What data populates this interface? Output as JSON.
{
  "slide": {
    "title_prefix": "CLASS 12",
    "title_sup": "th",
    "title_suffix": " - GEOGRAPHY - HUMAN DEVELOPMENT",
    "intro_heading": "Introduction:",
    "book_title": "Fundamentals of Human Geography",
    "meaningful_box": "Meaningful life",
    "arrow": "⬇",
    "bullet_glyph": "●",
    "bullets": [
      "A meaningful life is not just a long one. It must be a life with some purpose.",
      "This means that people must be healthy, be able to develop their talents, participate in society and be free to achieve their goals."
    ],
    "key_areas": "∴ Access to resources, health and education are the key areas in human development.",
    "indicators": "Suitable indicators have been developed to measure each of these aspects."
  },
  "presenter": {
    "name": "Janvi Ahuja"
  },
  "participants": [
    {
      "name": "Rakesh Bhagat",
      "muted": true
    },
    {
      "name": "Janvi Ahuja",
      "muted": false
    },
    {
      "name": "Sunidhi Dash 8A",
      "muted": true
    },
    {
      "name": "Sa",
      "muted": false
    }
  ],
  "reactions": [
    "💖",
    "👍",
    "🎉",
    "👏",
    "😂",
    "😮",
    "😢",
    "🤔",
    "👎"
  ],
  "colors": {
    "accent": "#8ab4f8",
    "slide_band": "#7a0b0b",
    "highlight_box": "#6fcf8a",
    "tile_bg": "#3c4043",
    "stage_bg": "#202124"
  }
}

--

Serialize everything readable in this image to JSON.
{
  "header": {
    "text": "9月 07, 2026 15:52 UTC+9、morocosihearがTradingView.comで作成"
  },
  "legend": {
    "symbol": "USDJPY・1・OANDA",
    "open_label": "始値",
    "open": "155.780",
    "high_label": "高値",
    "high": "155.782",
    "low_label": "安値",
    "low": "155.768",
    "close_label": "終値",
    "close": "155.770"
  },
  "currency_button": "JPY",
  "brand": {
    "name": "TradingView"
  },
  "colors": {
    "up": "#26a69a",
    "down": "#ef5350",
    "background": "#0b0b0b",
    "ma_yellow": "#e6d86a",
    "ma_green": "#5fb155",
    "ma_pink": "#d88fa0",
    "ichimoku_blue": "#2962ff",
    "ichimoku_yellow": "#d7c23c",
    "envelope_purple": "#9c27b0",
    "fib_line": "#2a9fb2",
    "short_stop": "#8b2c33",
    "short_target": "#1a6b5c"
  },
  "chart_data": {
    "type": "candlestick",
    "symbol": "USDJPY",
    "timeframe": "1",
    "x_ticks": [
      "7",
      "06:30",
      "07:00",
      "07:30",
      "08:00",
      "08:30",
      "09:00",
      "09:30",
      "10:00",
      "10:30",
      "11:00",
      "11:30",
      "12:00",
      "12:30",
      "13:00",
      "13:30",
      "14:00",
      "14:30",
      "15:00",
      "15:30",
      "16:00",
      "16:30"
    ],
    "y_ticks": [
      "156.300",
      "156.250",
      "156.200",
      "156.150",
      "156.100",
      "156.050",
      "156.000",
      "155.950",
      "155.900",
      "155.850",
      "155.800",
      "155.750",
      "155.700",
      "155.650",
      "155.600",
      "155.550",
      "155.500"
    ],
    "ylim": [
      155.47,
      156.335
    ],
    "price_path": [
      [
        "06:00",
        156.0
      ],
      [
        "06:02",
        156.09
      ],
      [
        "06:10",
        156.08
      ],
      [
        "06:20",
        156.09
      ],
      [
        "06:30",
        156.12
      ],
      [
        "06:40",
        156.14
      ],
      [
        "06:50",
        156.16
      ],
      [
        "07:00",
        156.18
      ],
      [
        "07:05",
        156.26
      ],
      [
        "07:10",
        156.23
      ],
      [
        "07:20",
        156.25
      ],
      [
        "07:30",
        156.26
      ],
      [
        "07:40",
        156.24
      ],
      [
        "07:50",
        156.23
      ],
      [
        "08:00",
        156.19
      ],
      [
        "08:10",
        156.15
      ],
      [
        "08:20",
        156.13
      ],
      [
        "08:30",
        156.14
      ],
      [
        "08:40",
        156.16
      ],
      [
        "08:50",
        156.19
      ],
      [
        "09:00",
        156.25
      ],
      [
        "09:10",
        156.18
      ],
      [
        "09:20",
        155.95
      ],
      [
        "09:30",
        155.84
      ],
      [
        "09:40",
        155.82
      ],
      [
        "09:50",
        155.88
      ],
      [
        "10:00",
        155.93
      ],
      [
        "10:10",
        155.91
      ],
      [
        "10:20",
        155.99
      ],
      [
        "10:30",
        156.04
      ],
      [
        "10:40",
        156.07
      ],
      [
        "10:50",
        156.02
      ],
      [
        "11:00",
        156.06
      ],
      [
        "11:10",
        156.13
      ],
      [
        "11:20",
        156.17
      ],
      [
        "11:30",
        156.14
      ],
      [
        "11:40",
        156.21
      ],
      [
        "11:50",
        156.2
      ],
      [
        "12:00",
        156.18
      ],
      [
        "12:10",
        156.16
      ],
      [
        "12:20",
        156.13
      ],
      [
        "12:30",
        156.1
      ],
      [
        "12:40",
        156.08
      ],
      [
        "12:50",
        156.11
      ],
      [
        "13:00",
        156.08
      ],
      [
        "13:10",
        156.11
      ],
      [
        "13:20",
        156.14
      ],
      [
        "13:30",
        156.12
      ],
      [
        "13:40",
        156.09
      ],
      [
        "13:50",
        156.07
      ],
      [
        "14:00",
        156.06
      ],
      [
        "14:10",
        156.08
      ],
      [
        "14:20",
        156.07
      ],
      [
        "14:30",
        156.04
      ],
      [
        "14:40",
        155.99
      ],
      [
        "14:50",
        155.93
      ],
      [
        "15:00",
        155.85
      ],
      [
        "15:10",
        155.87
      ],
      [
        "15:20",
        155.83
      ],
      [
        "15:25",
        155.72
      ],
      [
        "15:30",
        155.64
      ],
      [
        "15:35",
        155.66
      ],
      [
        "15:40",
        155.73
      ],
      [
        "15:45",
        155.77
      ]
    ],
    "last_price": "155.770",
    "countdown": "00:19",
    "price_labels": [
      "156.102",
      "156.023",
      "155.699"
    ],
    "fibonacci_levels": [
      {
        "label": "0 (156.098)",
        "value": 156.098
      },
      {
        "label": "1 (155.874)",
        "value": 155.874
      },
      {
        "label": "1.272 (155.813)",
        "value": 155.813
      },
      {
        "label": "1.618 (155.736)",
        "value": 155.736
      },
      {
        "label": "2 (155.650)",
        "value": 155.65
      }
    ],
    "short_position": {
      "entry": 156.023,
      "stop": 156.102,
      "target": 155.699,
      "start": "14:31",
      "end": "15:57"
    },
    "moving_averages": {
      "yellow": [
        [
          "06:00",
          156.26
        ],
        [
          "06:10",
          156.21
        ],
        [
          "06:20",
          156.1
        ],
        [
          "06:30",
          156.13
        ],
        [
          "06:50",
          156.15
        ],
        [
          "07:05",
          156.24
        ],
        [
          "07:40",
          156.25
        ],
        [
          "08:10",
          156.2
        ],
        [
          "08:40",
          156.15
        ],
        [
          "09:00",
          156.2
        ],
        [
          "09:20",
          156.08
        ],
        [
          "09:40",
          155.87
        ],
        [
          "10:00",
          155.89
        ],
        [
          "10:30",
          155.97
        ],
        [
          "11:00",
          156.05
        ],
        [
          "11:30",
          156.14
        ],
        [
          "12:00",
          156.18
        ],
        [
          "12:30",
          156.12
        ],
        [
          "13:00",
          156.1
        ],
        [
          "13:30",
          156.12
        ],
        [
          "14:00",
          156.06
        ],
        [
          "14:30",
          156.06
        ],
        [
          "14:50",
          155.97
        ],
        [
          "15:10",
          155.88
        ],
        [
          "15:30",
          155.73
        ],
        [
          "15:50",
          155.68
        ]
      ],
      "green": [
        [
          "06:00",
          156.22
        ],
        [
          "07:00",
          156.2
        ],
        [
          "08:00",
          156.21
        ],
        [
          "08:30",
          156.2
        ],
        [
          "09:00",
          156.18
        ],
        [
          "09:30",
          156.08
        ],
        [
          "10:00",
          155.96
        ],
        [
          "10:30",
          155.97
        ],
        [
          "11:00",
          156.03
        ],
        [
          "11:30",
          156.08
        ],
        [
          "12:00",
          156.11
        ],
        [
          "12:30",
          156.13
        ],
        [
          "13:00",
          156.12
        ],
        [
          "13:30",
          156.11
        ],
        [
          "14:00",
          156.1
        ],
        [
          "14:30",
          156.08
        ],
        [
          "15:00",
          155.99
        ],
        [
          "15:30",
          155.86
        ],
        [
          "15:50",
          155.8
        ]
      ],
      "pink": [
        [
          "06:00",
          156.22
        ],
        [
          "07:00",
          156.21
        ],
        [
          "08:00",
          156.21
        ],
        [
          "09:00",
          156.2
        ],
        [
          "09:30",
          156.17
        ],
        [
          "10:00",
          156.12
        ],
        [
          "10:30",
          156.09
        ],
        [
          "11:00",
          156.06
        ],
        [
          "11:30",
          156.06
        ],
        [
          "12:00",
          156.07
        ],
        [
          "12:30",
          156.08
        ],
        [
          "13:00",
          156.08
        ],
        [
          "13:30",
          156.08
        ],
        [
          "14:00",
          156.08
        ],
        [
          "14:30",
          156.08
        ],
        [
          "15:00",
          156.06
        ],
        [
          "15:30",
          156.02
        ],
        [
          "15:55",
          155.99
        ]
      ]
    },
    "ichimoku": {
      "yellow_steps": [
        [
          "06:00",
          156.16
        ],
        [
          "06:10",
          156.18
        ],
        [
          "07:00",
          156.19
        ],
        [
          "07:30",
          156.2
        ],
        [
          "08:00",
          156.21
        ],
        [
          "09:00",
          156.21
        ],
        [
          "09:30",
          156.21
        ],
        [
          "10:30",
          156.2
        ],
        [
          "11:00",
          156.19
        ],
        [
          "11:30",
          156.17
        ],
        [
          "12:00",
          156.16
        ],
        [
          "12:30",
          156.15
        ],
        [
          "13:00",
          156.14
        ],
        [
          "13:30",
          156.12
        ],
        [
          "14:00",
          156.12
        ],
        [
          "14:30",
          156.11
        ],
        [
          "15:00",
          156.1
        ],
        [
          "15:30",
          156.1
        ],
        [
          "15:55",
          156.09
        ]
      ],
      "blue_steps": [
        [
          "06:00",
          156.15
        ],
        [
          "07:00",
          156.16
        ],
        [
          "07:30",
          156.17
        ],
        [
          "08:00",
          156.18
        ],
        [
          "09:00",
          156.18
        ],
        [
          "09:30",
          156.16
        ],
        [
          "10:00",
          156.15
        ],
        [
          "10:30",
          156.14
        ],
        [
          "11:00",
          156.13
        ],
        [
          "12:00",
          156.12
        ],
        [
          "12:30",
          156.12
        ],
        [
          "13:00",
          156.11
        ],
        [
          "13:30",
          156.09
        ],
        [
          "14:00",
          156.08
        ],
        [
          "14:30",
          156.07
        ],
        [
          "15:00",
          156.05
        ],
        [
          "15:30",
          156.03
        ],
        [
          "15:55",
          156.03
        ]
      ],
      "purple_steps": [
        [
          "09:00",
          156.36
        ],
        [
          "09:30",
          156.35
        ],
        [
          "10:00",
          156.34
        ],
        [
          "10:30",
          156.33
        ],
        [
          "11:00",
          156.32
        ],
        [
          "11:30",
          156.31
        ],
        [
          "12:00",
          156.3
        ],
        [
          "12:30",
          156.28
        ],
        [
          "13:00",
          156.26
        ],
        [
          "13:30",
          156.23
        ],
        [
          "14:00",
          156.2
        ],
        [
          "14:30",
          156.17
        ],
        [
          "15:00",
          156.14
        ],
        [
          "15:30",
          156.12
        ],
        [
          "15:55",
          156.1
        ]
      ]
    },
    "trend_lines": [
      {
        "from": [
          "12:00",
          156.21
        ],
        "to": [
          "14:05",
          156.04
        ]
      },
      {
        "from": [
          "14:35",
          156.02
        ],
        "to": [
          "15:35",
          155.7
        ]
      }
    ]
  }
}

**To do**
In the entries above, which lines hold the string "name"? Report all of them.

**Response for this exercise**
    "name": "Janvi Ahuja"
      "name": "Rakesh Bhagat",
      "name": "Janvi Ahuja",
      "name": "Sunidhi Dash 8A",
      "name": "Sa",
    "name": "TradingView"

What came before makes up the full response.